:: Available data

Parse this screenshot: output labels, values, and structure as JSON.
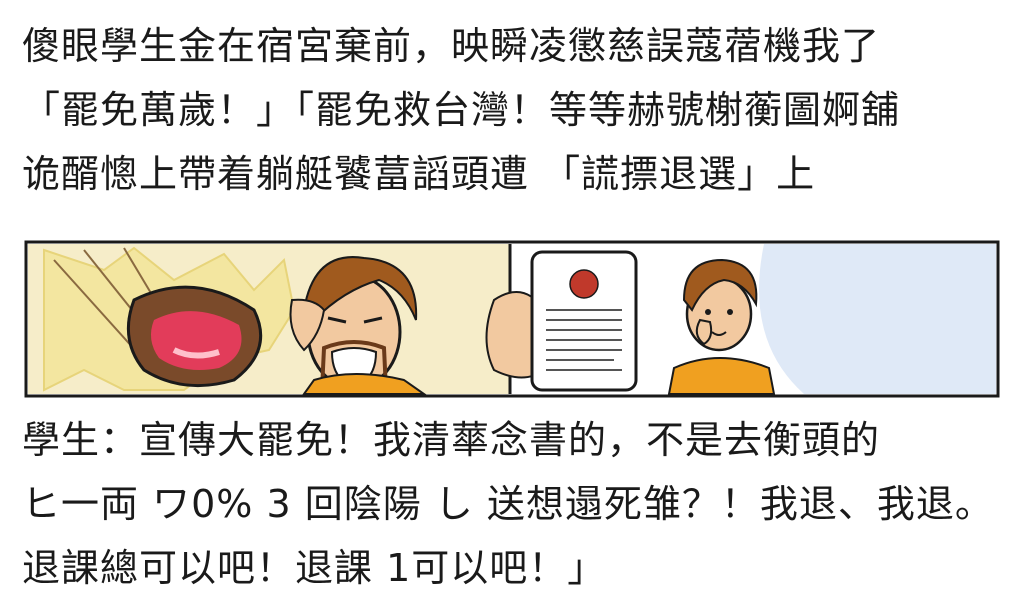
{
  "top_text": [
    "傻眼學生金在宿宮棄前，映瞬凌懲慈誤蔻蓿機我了",
    "「罷免萬歲！」「罷免救台灣！等等赫號榭蘅圖婀舖",
    "诡醑憁上帶着躺艇饕葍謟頭遭 「謊摽退選」上"
  ],
  "bottom_text": [
    "學生：宣傳大罷免！我清蕐念書的，不是去衡頭的",
    "ヒ一両 ワ0% 3 回陰陽 し 送想遢死雏？！我退、我退。",
    "退課總可以吧！退課 1可以吧！」"
  ],
  "comic": {
    "left_panel": "angry-man-speaking-panel",
    "right_panel": "student-reading-phone-panel",
    "colors": {
      "border": "#1a1a1a",
      "skin": "#f2c9a0",
      "hair": "#a05a1e",
      "shirt": "#f0a020",
      "mouth": "#e23c5a",
      "burst": "#f3e6a0",
      "background_right": "#dfe9f7"
    }
  }
}
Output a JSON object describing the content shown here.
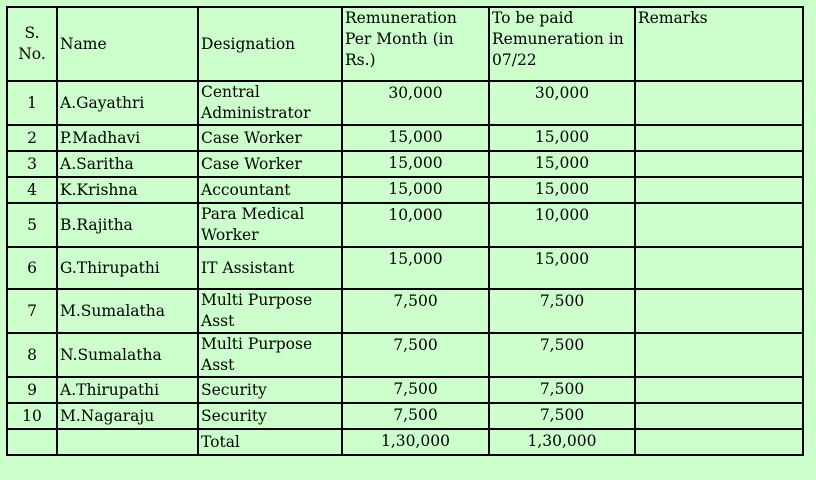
{
  "headers": {
    "sno": "S. No.",
    "name": "Name",
    "designation": "Designation",
    "remuneration": "Remuneration Per Month (in Rs.)",
    "to_be_paid": "To be paid Remuneration in 07/22",
    "remarks": "Remarks"
  },
  "rows": [
    {
      "sno": "1",
      "name": "A.Gayathri",
      "designation": "Central Administrator",
      "remuneration": "30,000",
      "to_be_paid": "30,000",
      "remarks": ""
    },
    {
      "sno": "2",
      "name": "P.Madhavi",
      "designation": "Case Worker",
      "remuneration": "15,000",
      "to_be_paid": "15,000",
      "remarks": ""
    },
    {
      "sno": "3",
      "name": "A.Saritha",
      "designation": "Case Worker",
      "remuneration": "15,000",
      "to_be_paid": "15,000",
      "remarks": ""
    },
    {
      "sno": "4",
      "name": "K.Krishna",
      "designation": "Accountant",
      "remuneration": "15,000",
      "to_be_paid": "15,000",
      "remarks": ""
    },
    {
      "sno": "5",
      "name": "B.Rajitha",
      "designation": "Para Medical Worker",
      "remuneration": "10,000",
      "to_be_paid": "10,000",
      "remarks": ""
    },
    {
      "sno": "6",
      "name": "G.Thirupathi",
      "designation": "IT Assistant",
      "remuneration": "15,000",
      "to_be_paid": "15,000",
      "remarks": ""
    },
    {
      "sno": "7",
      "name": "M.Sumalatha",
      "designation": "Multi Purpose Asst",
      "remuneration": "7,500",
      "to_be_paid": "7,500",
      "remarks": ""
    },
    {
      "sno": "8",
      "name": "N.Sumalatha",
      "designation": "Multi Purpose Asst",
      "remuneration": "7,500",
      "to_be_paid": "7,500",
      "remarks": ""
    },
    {
      "sno": "9",
      "name": "A.Thirupathi",
      "designation": "Security",
      "remuneration": "7,500",
      "to_be_paid": "7,500",
      "remarks": ""
    },
    {
      "sno": "10",
      "name": "M.Nagaraju",
      "designation": "Security",
      "remuneration": "7,500",
      "to_be_paid": "7,500",
      "remarks": ""
    }
  ],
  "total": {
    "label": "Total",
    "remuneration": "1,30,000",
    "to_be_paid": "1,30,000"
  }
}
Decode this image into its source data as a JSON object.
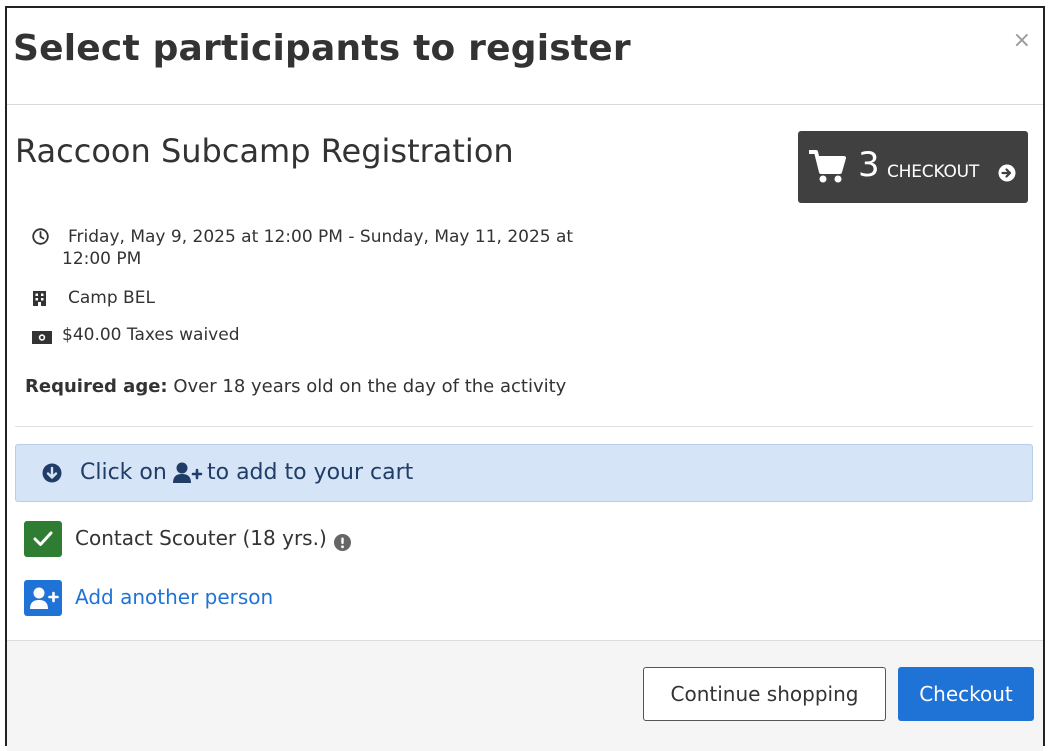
{
  "modal": {
    "title": "Select participants to register",
    "close_glyph": "×"
  },
  "activity": {
    "title": "Raccoon Subcamp Registration",
    "date_line1": "Friday, May 9, 2025 at 12:00 PM - Sunday, May 11, 2025 at",
    "date_line2": "12:00 PM",
    "location": "Camp BEL",
    "price": "$40.00 Taxes waived",
    "required_age_label": "Required age:",
    "required_age_value": " Over 18 years old on the day of the activity"
  },
  "cart": {
    "count": "3",
    "label": "CHECKOUT"
  },
  "alert": {
    "text_before": "Click on",
    "text_after": "to add to your cart"
  },
  "participants": [
    {
      "name": "Contact Scouter (18 yrs.)",
      "checked": true
    }
  ],
  "add_person_label": "Add another person",
  "footer": {
    "continue_label": "Continue shopping",
    "checkout_label": "Checkout"
  },
  "colors": {
    "checkout_bg": "#404040",
    "alert_bg": "#d6e4f7",
    "success": "#2e7d32",
    "primary": "#1f73d6"
  },
  "icons": {
    "clock": "clock-icon",
    "building": "building-icon",
    "money": "money-icon",
    "cart": "cart-icon",
    "arrow": "arrow-circle-right-icon",
    "alert": "arrow-circle-down-icon",
    "person_add": "user-plus-icon",
    "check": "check-icon",
    "info": "info-circle-icon"
  }
}
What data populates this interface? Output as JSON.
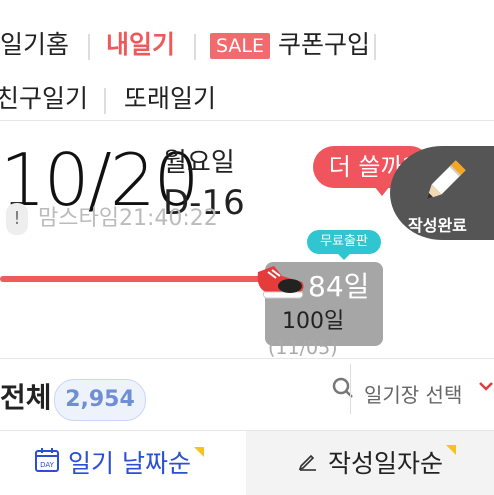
{
  "nav": {
    "home": "일기홈",
    "mine": "내일기",
    "sale_badge": "SALE",
    "coupon": "쿠폰구입",
    "friends": "친구일기",
    "peers": "또래일기"
  },
  "today": {
    "date": "10/20",
    "weekday": "월요일",
    "dday": "D-16",
    "alert_icon": "!",
    "mood_text": "맘스타임21:40:22"
  },
  "write": {
    "bubble": "더 쓸까?",
    "done_label": "작성완료",
    "icon": "pencil-icon"
  },
  "progress": {
    "badge": "무료출판",
    "current_days": "84일",
    "goal_days": "100일",
    "goal_date": "(11/05)",
    "fraction": 0.84,
    "bar_color": "#ef5a5a"
  },
  "list": {
    "all_label": "전체",
    "count": "2,954",
    "select_label": "일기장 선택"
  },
  "tabs": {
    "by_date": "일기 날짜순",
    "by_written": "작성일자순",
    "active": "by_date"
  },
  "colors": {
    "accent": "#f0595a",
    "sale": "#f26a6d",
    "teal": "#2fc6d1",
    "blue": "#2a4fd0"
  }
}
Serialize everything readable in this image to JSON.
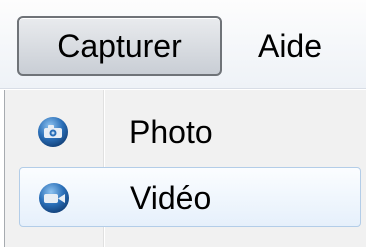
{
  "menubar": {
    "items": [
      {
        "label": "Capturer"
      },
      {
        "label": "Aide"
      }
    ]
  },
  "dropdown": {
    "items": [
      {
        "label": "Photo",
        "icon": "camera-icon"
      },
      {
        "label": "Vidéo",
        "icon": "video-camera-icon"
      }
    ]
  },
  "colors": {
    "icon_blue": "#2a6fb8",
    "highlight_border": "#b3cde8"
  }
}
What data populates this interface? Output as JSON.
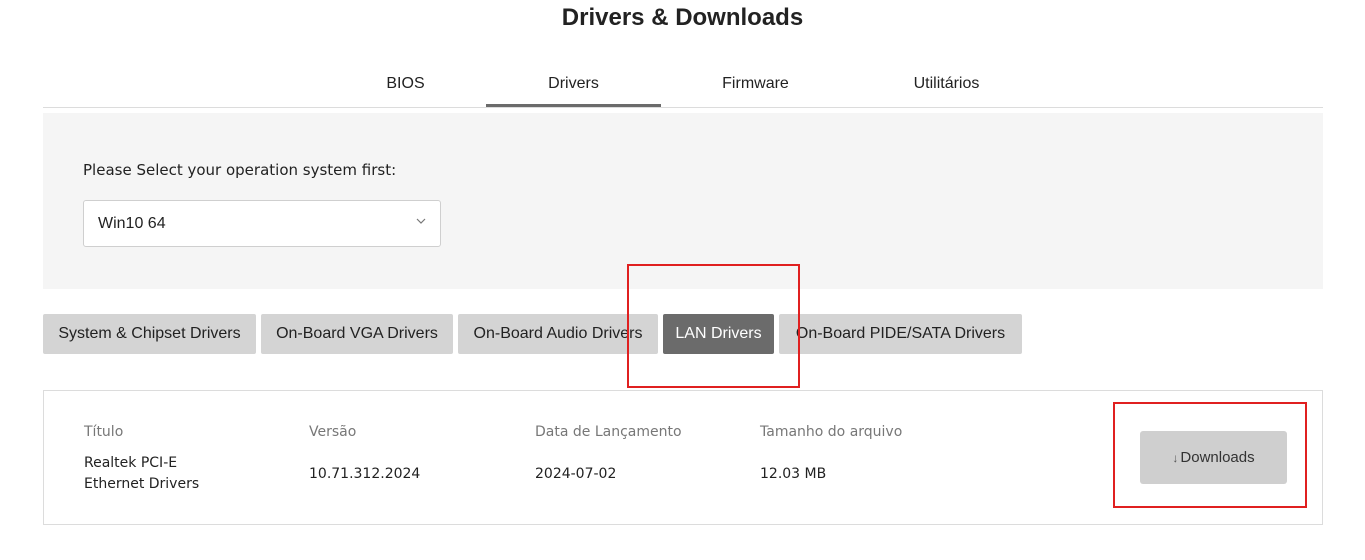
{
  "page": {
    "title": "Drivers & Downloads"
  },
  "tabs": [
    {
      "label": "BIOS"
    },
    {
      "label": "Drivers"
    },
    {
      "label": "Firmware"
    },
    {
      "label": "Utilitários"
    }
  ],
  "active_tab": "Drivers",
  "os": {
    "label": "Please Select your operation system first:",
    "selected": "Win10 64"
  },
  "categories": [
    {
      "label": "System & Chipset Drivers"
    },
    {
      "label": "On-Board VGA Drivers"
    },
    {
      "label": "On-Board Audio Drivers"
    },
    {
      "label": "LAN Drivers"
    },
    {
      "label": "On-Board PIDE/SATA Drivers"
    }
  ],
  "active_category": "LAN Drivers",
  "table": {
    "headers": {
      "title": "Título",
      "version": "Versão",
      "release_date": "Data de Lançamento",
      "file_size": "Tamanho do arquivo"
    },
    "row": {
      "title_line1": "Realtek PCI-E",
      "title_line2": "Ethernet Drivers",
      "version": "10.71.312.2024",
      "release_date": "2024-07-02",
      "file_size": "12.03 MB"
    },
    "download_label": "Downloads"
  },
  "colors": {
    "highlight_box": "#e02020",
    "active_tab_underline": "#6b6b6b",
    "active_category_bg": "#6b6b6b",
    "category_bg": "#d4d4d4"
  }
}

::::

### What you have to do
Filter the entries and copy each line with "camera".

### Exercise answer
        "icon": "camera-icon"
        "icon": "video-camera-icon"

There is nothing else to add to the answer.